#### Task description:
All the entries need to be duplicated exactly, with the pictures omitted.

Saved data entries
************

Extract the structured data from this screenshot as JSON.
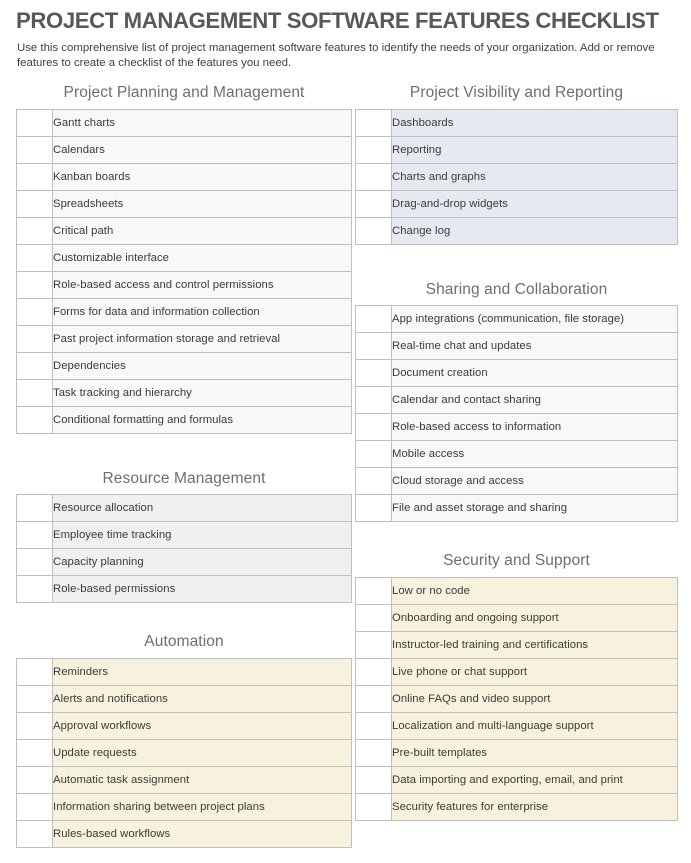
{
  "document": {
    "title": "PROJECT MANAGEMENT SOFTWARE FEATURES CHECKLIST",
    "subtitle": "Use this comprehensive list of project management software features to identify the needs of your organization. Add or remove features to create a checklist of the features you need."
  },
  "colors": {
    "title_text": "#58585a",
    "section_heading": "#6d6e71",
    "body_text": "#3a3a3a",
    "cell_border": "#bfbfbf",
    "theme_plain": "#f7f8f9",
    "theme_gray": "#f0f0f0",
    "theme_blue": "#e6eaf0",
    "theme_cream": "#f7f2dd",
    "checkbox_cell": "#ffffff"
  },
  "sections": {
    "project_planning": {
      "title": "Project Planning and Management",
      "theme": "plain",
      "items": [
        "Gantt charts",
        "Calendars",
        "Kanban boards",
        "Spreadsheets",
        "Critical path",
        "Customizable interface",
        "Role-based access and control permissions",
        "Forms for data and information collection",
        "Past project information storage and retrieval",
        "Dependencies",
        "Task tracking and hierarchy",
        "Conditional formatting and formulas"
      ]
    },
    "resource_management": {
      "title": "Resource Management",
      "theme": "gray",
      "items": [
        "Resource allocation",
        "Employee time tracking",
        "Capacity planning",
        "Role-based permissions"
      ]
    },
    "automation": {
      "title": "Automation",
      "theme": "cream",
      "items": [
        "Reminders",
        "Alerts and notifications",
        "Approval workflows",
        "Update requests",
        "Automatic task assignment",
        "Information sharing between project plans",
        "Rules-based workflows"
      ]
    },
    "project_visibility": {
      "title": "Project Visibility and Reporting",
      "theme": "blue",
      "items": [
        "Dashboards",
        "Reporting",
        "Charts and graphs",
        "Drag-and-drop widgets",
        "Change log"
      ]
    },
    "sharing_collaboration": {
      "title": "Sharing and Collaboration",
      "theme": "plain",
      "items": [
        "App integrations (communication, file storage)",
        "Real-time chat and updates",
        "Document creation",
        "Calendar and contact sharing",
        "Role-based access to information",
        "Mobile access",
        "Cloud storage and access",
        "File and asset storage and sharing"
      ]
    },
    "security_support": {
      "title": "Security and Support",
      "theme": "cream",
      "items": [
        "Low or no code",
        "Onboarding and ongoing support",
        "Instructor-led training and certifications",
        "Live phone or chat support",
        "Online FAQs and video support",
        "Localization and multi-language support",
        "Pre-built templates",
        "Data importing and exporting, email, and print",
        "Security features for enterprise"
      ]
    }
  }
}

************

#### Result for this exercise:
Extract the structured data from this screenshot as JSON.
{
  "document": {
    "title": "PROJECT MANAGEMENT SOFTWARE FEATURES CHECKLIST",
    "subtitle": "Use this comprehensive list of project management software features to identify the needs of your organization. Add or remove features to create a checklist of the features you need."
  },
  "colors": {
    "title_text": "#58585a",
    "section_heading": "#6d6e71",
    "body_text": "#3a3a3a",
    "cell_border": "#bfbfbf",
    "theme_plain": "#f7f8f9",
    "theme_gray": "#f0f0f0",
    "theme_blue": "#e6eaf0",
    "theme_cream": "#f7f2dd",
    "checkbox_cell": "#ffffff"
  },
  "sections": {
    "project_planning": {
      "title": "Project Planning and Management",
      "theme": "plain",
      "items": [
        "Gantt charts",
        "Calendars",
        "Kanban boards",
        "Spreadsheets",
        "Critical path",
        "Customizable interface",
        "Role-based access and control permissions",
        "Forms for data and information collection",
        "Past project information storage and retrieval",
        "Dependencies",
        "Task tracking and hierarchy",
        "Conditional formatting and formulas"
      ]
    },
    "resource_management": {
      "title": "Resource Management",
      "theme": "gray",
      "items": [
        "Resource allocation",
        "Employee time tracking",
        "Capacity planning",
        "Role-based permissions"
      ]
    },
    "automation": {
      "title": "Automation",
      "theme": "cream",
      "items": [
        "Reminders",
        "Alerts and notifications",
        "Approval workflows",
        "Update requests",
        "Automatic task assignment",
        "Information sharing between project plans",
        "Rules-based workflows"
      ]
    },
    "project_visibility": {
      "title": "Project Visibility and Reporting",
      "theme": "blue",
      "items": [
        "Dashboards",
        "Reporting",
        "Charts and graphs",
        "Drag-and-drop widgets",
        "Change log"
      ]
    },
    "sharing_collaboration": {
      "title": "Sharing and Collaboration",
      "theme": "plain",
      "items": [
        "App integrations (communication, file storage)",
        "Real-time chat and updates",
        "Document creation",
        "Calendar and contact sharing",
        "Role-based access to information",
        "Mobile access",
        "Cloud storage and access",
        "File and asset storage and sharing"
      ]
    },
    "security_support": {
      "title": "Security and Support",
      "theme": "cream",
      "items": [
        "Low or no code",
        "Onboarding and ongoing support",
        "Instructor-led training and certifications",
        "Live phone or chat support",
        "Online FAQs and video support",
        "Localization and multi-language support",
        "Pre-built templates",
        "Data importing and exporting, email, and print",
        "Security features for enterprise"
      ]
    }
  }
}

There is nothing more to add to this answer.